## WHAT NEEDS TO BE DONE
Please say how many lines of the entries below contain the word "comment", and leave out everything else.

## RECORDS FOR THE TASK
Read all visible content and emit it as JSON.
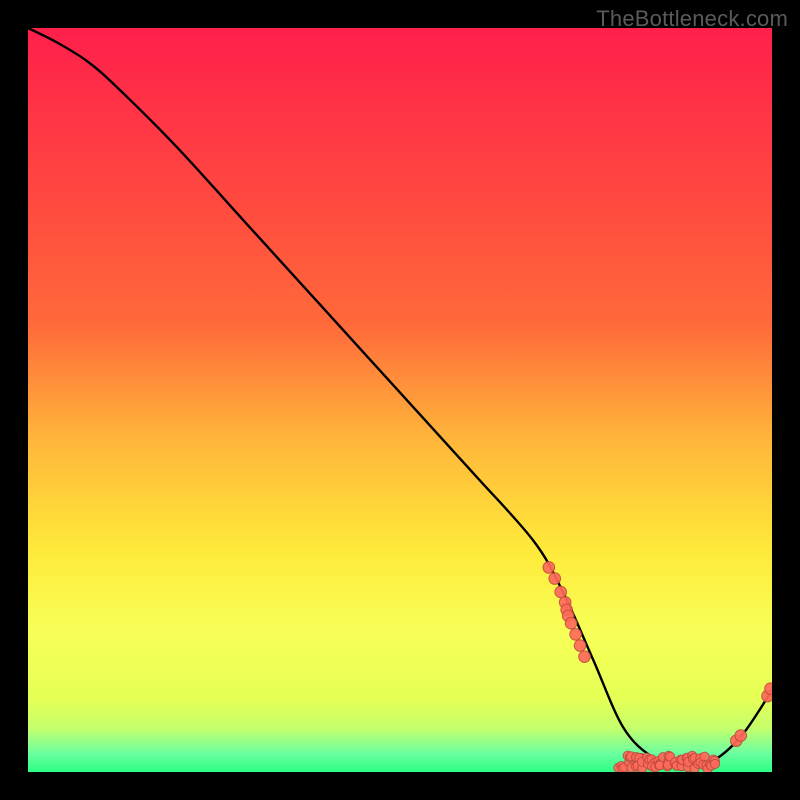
{
  "watermark": "TheBottleneck.com",
  "colors": {
    "gradient_top": "#ff1f4b",
    "gradient_mid1": "#ff6a3a",
    "gradient_mid2": "#ffb43a",
    "gradient_mid3": "#ffe93a",
    "gradient_mid4": "#f7ff57",
    "gradient_mid5": "#c6ff6a",
    "gradient_bottom": "#2bff84",
    "curve": "#000000",
    "marker_fill": "#ff6a5a",
    "marker_stroke": "#bf4a3e",
    "frame": "#000000"
  },
  "chart_data": {
    "type": "line",
    "title": "",
    "xlabel": "",
    "ylabel": "",
    "xlim": [
      0,
      100
    ],
    "ylim": [
      0,
      100
    ],
    "curve": {
      "x": [
        0,
        4,
        8,
        12,
        20,
        30,
        40,
        50,
        60,
        68,
        72,
        76,
        80,
        84,
        88,
        92,
        96,
        100
      ],
      "y": [
        100,
        98,
        95.5,
        92,
        84,
        73,
        62,
        51,
        40,
        31,
        24,
        15,
        6,
        2,
        1,
        1.5,
        5,
        11
      ]
    },
    "markers_left_cluster": {
      "comment": "dense but distinguishable markers along the descending limb near the turn",
      "points": [
        {
          "x": 70.0,
          "y": 27.5
        },
        {
          "x": 70.8,
          "y": 26.0
        },
        {
          "x": 71.6,
          "y": 24.2
        },
        {
          "x": 72.2,
          "y": 22.8
        },
        {
          "x": 72.4,
          "y": 21.8
        },
        {
          "x": 72.6,
          "y": 21.0
        },
        {
          "x": 73.0,
          "y": 20.0
        },
        {
          "x": 73.6,
          "y": 18.5
        },
        {
          "x": 74.2,
          "y": 17.0
        },
        {
          "x": 74.8,
          "y": 15.5
        }
      ]
    },
    "markers_valley": {
      "comment": "very dense smear of markers across the valley floor",
      "range_x": [
        79.5,
        92.5
      ],
      "count": 60,
      "y_center": 1.3,
      "y_jitter": 0.9
    },
    "markers_right_cluster": {
      "comment": "small cluster rising on the right limb",
      "points": [
        {
          "x": 95.2,
          "y": 4.2
        },
        {
          "x": 95.8,
          "y": 4.9
        },
        {
          "x": 99.4,
          "y": 10.2
        },
        {
          "x": 99.8,
          "y": 11.2
        }
      ]
    },
    "annotation": {
      "text": "",
      "x": 86,
      "y": 3
    }
  }
}
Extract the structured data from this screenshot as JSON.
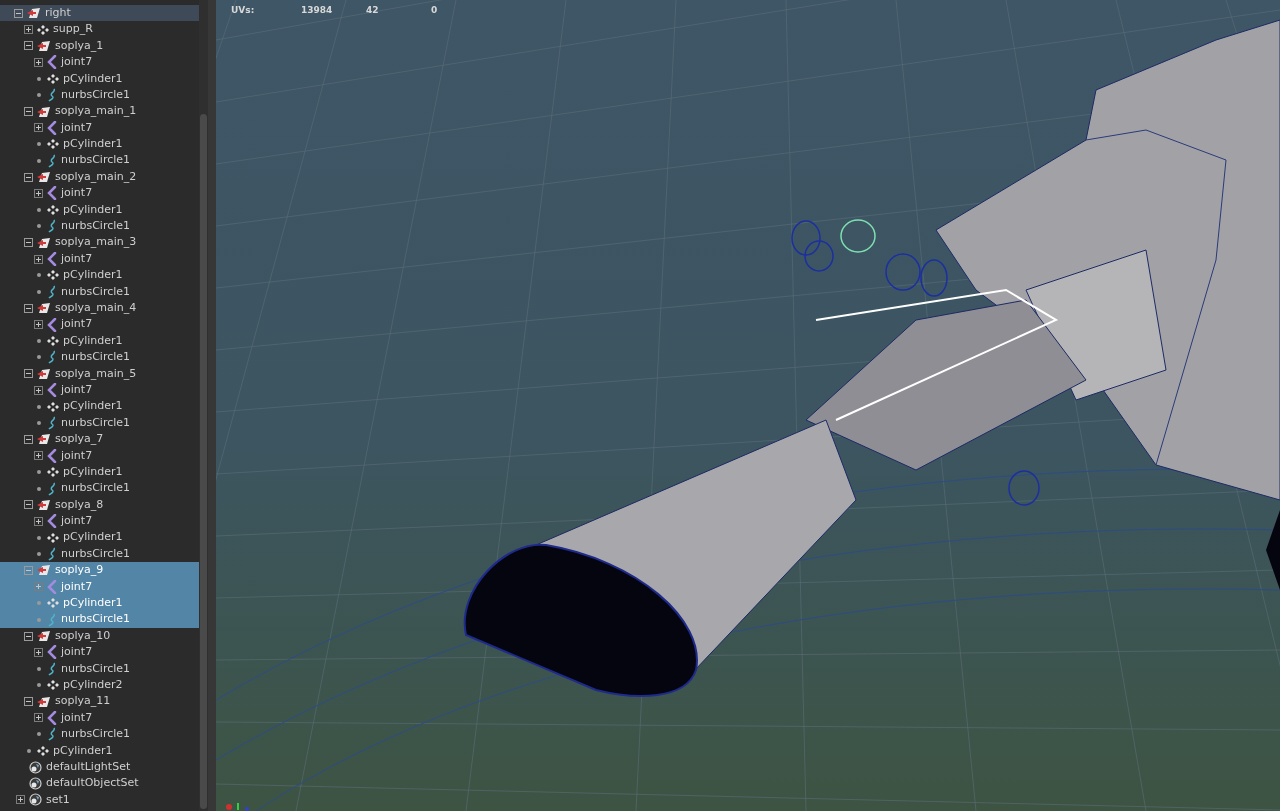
{
  "outliner": {
    "root": {
      "label": "right",
      "kind": "group",
      "has_toggle": true,
      "expanded": true,
      "highlighted": true,
      "children": [
        {
          "label": "supp_R",
          "kind": "mesh",
          "has_toggle": true,
          "expanded": false,
          "selected": false
        },
        {
          "label": "soplya_1",
          "kind": "group",
          "has_toggle": true,
          "expanded": true,
          "selected": false,
          "children": [
            {
              "label": "joint7",
              "kind": "joint",
              "has_toggle": true,
              "expanded": false,
              "selected": false
            },
            {
              "label": "pCylinder1",
              "kind": "mesh",
              "has_toggle": false,
              "selected": false
            },
            {
              "label": "nurbsCircle1",
              "kind": "curve",
              "has_toggle": false,
              "selected": false
            }
          ]
        },
        {
          "label": "soplya_main_1",
          "kind": "group",
          "has_toggle": true,
          "expanded": true,
          "selected": false,
          "children": [
            {
              "label": "joint7",
              "kind": "joint",
              "has_toggle": true,
              "expanded": false,
              "selected": false
            },
            {
              "label": "pCylinder1",
              "kind": "mesh",
              "has_toggle": false,
              "selected": false
            },
            {
              "label": "nurbsCircle1",
              "kind": "curve",
              "has_toggle": false,
              "selected": false
            }
          ]
        },
        {
          "label": "soplya_main_2",
          "kind": "group",
          "has_toggle": true,
          "expanded": true,
          "selected": false,
          "children": [
            {
              "label": "joint7",
              "kind": "joint",
              "has_toggle": true,
              "expanded": false,
              "selected": false
            },
            {
              "label": "pCylinder1",
              "kind": "mesh",
              "has_toggle": false,
              "selected": false
            },
            {
              "label": "nurbsCircle1",
              "kind": "curve",
              "has_toggle": false,
              "selected": false
            }
          ]
        },
        {
          "label": "soplya_main_3",
          "kind": "group",
          "has_toggle": true,
          "expanded": true,
          "selected": false,
          "children": [
            {
              "label": "joint7",
              "kind": "joint",
              "has_toggle": true,
              "expanded": false,
              "selected": false
            },
            {
              "label": "pCylinder1",
              "kind": "mesh",
              "has_toggle": false,
              "selected": false
            },
            {
              "label": "nurbsCircle1",
              "kind": "curve",
              "has_toggle": false,
              "selected": false
            }
          ]
        },
        {
          "label": "soplya_main_4",
          "kind": "group",
          "has_toggle": true,
          "expanded": true,
          "selected": false,
          "children": [
            {
              "label": "joint7",
              "kind": "joint",
              "has_toggle": true,
              "expanded": false,
              "selected": false
            },
            {
              "label": "pCylinder1",
              "kind": "mesh",
              "has_toggle": false,
              "selected": false
            },
            {
              "label": "nurbsCircle1",
              "kind": "curve",
              "has_toggle": false,
              "selected": false
            }
          ]
        },
        {
          "label": "soplya_main_5",
          "kind": "group",
          "has_toggle": true,
          "expanded": true,
          "selected": false,
          "children": [
            {
              "label": "joint7",
              "kind": "joint",
              "has_toggle": true,
              "expanded": false,
              "selected": false
            },
            {
              "label": "pCylinder1",
              "kind": "mesh",
              "has_toggle": false,
              "selected": false
            },
            {
              "label": "nurbsCircle1",
              "kind": "curve",
              "has_toggle": false,
              "selected": false
            }
          ]
        },
        {
          "label": "soplya_7",
          "kind": "group",
          "has_toggle": true,
          "expanded": true,
          "selected": false,
          "children": [
            {
              "label": "joint7",
              "kind": "joint",
              "has_toggle": true,
              "expanded": false,
              "selected": false
            },
            {
              "label": "pCylinder1",
              "kind": "mesh",
              "has_toggle": false,
              "selected": false
            },
            {
              "label": "nurbsCircle1",
              "kind": "curve",
              "has_toggle": false,
              "selected": false
            }
          ]
        },
        {
          "label": "soplya_8",
          "kind": "group",
          "has_toggle": true,
          "expanded": true,
          "selected": false,
          "children": [
            {
              "label": "joint7",
              "kind": "joint",
              "has_toggle": true,
              "expanded": false,
              "selected": false
            },
            {
              "label": "pCylinder1",
              "kind": "mesh",
              "has_toggle": false,
              "selected": false
            },
            {
              "label": "nurbsCircle1",
              "kind": "curve",
              "has_toggle": false,
              "selected": false
            }
          ]
        },
        {
          "label": "soplya_9",
          "kind": "group",
          "has_toggle": true,
          "expanded": true,
          "selected": true,
          "children": [
            {
              "label": "joint7",
              "kind": "joint",
              "has_toggle": true,
              "expanded": false,
              "selected": true
            },
            {
              "label": "pCylinder1",
              "kind": "mesh",
              "has_toggle": false,
              "selected": true
            },
            {
              "label": "nurbsCircle1",
              "kind": "curve",
              "has_toggle": false,
              "selected": true
            }
          ]
        },
        {
          "label": "soplya_10",
          "kind": "group",
          "has_toggle": true,
          "expanded": true,
          "selected": false,
          "children": [
            {
              "label": "joint7",
              "kind": "joint",
              "has_toggle": true,
              "expanded": false,
              "selected": false
            },
            {
              "label": "nurbsCircle1",
              "kind": "curve",
              "has_toggle": false,
              "selected": false
            },
            {
              "label": "pCylinder2",
              "kind": "mesh",
              "has_toggle": false,
              "selected": false
            }
          ]
        },
        {
          "label": "soplya_11",
          "kind": "group",
          "has_toggle": true,
          "expanded": true,
          "selected": false,
          "children": [
            {
              "label": "joint7",
              "kind": "joint",
              "has_toggle": true,
              "expanded": false,
              "selected": false
            },
            {
              "label": "nurbsCircle1",
              "kind": "curve",
              "has_toggle": false,
              "selected": false
            }
          ]
        },
        {
          "label": "pCylinder1",
          "kind": "mesh",
          "has_toggle": false,
          "selected": false
        }
      ]
    },
    "sets": [
      {
        "label": "defaultLightSet",
        "has_toggle": false
      },
      {
        "label": "defaultObjectSet",
        "has_toggle": false
      },
      {
        "label": "set1",
        "has_toggle": true,
        "expanded": false
      }
    ]
  },
  "viewport": {
    "hud": {
      "label": "UVs:",
      "values": [
        "13984",
        "42",
        "0"
      ]
    }
  }
}
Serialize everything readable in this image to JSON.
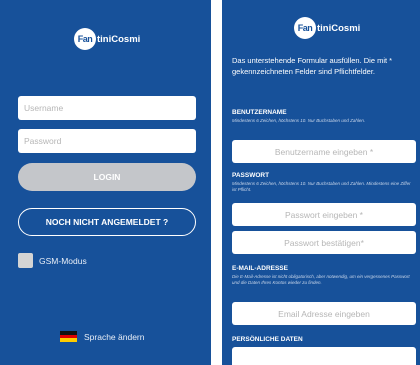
{
  "left": {
    "logo": {
      "mark": "Fan",
      "text": "tiniCosmi"
    },
    "username_placeholder": "Username",
    "password_placeholder": "Password",
    "login_label": "LOGIN",
    "register_label": "NOCH NICHT ANGEMELDET ?",
    "gsm_label": "GSM-Modus",
    "language_label": "Sprache ändern"
  },
  "right": {
    "logo": {
      "mark": "Fan",
      "text": "tiniCosmi"
    },
    "intro": "Das unterstehende Formular ausfüllen. Die mit * gekennzeichneten Felder sind Pflichtfelder.",
    "username_section": {
      "title": "BENUTZERNAME",
      "hint": "Mindestens 6 Zeichen, höchstens 10. Nur Buchstaben und Zahlen.",
      "placeholder": "Benutzername eingeben *"
    },
    "password_section": {
      "title": "PASSWORT",
      "hint": "Mindestens 6 Zeichen, höchstens 10. Nur Buchstaben und Zahlen. Mindestens eine Ziffer ist Pflicht.",
      "placeholder": "Passwort eingeben *",
      "confirm_placeholder": "Passwort bestätigen*"
    },
    "email_section": {
      "title": "E-MAIL-ADRESSE",
      "hint": "Die E-Mail-Adresse ist nicht obligatorisch, aber notwendig, um ein vergessenes Passwort und die Daten Ihres Kontos wieder zu finden.",
      "placeholder": "Email Adresse eingeben"
    },
    "personal_section": {
      "title": "PERSÖNLICHE DATEN"
    }
  },
  "colors": {
    "background": "#17519a",
    "login_button": "#c4c6ca",
    "flag": [
      "#111111",
      "#dd0000",
      "#ffcc00"
    ]
  }
}
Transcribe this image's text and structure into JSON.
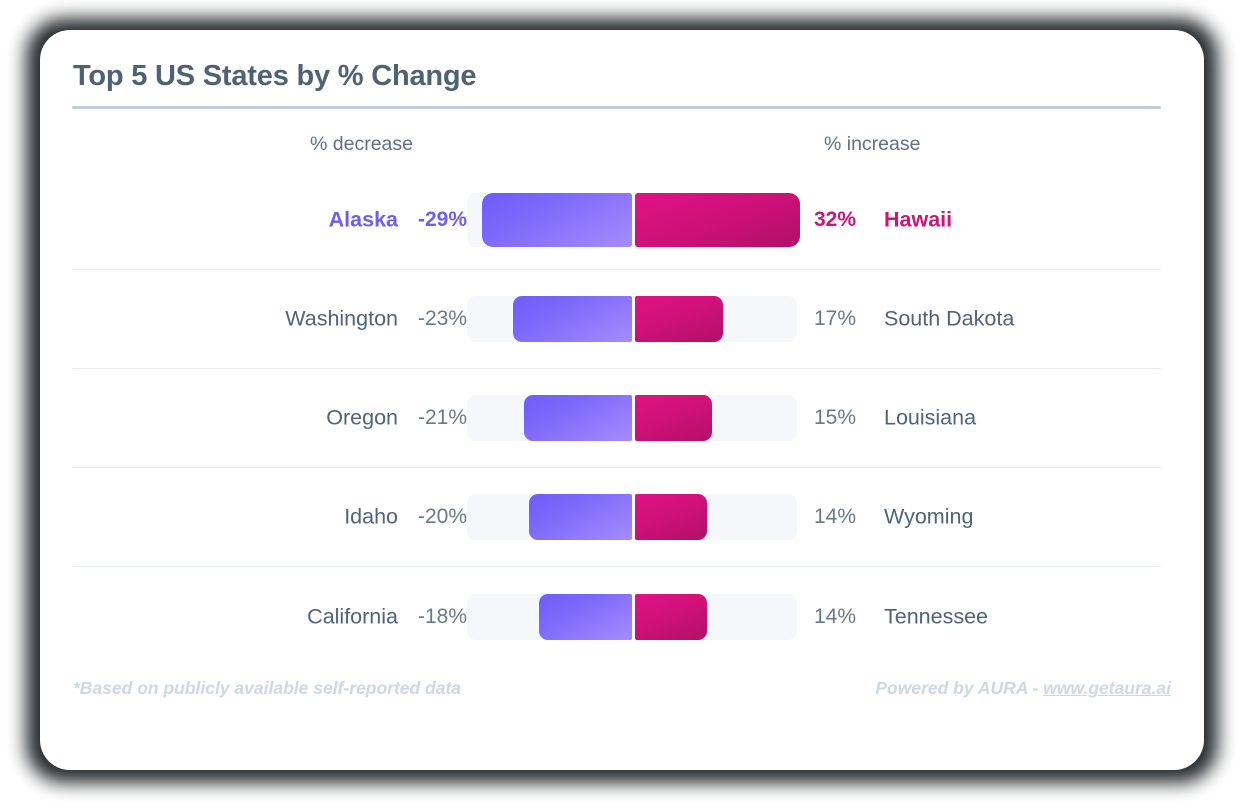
{
  "chart_data": {
    "type": "bar",
    "title": "Top 5 US States by % Change",
    "subtype": "diverging-bidirectional-bar",
    "xlabel": "",
    "ylabel": "",
    "axis_max_abs": 32,
    "grid": false,
    "legend_position": "top",
    "left_axis_label": "% decrease",
    "right_axis_label": "% increase",
    "categories": [
      "1",
      "2",
      "3",
      "4",
      "5"
    ],
    "series": [
      {
        "name": "% decrease",
        "labels": [
          "Alaska",
          "Washington",
          "Oregon",
          "Idaho",
          "California"
        ],
        "values": [
          -29,
          -23,
          -21,
          -20,
          -18
        ],
        "value_labels": [
          "-29%",
          "-23%",
          "-21%",
          "-20%",
          "-18%"
        ],
        "color": "#7d68fa"
      },
      {
        "name": "% increase",
        "labels": [
          "Hawaii",
          "South Dakota",
          "Louisiana",
          "Wyoming",
          "Tennessee"
        ],
        "values": [
          32,
          17,
          15,
          14,
          14
        ],
        "value_labels": [
          "32%",
          "17%",
          "15%",
          "14%",
          "14%"
        ],
        "color": "#d0117a"
      }
    ]
  },
  "header": {
    "title": "Top 5 US States by % Change",
    "left_column_label": "% decrease",
    "right_column_label": "% increase"
  },
  "rows": [
    {
      "left_state": "Alaska",
      "left_pct": "-29%",
      "left_value": 29,
      "right_pct": "32%",
      "right_state": "Hawaii",
      "right_value": 32,
      "featured": true
    },
    {
      "left_state": "Washington",
      "left_pct": "-23%",
      "left_value": 23,
      "right_pct": "17%",
      "right_state": "South Dakota",
      "right_value": 17,
      "featured": false
    },
    {
      "left_state": "Oregon",
      "left_pct": "-21%",
      "left_value": 21,
      "right_pct": "15%",
      "right_state": "Louisiana",
      "right_value": 15,
      "featured": false
    },
    {
      "left_state": "Idaho",
      "left_pct": "-20%",
      "left_value": 20,
      "right_pct": "14%",
      "right_state": "Wyoming",
      "right_value": 14,
      "featured": false
    },
    {
      "left_state": "California",
      "left_pct": "-18%",
      "left_value": 18,
      "right_pct": "14%",
      "right_state": "Tennessee",
      "right_value": 14,
      "featured": false
    }
  ],
  "footer": {
    "footnote": "*Based on publicly available self-reported data",
    "powered_prefix": "Powered by AURA - ",
    "powered_link": "www.getaura.ai"
  },
  "colors": {
    "decrease_accent": "#6f5cf4",
    "increase_accent": "#cf1378",
    "title_text": "#4e6273",
    "body_text": "#50637a",
    "muted_text": "#69798c",
    "track": "#f6f7fb",
    "divider": "#e7edf2",
    "rule": "#bfcdd8",
    "footer_text": "#ccd8e3"
  }
}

## RESULT OF THE EXERCISE
3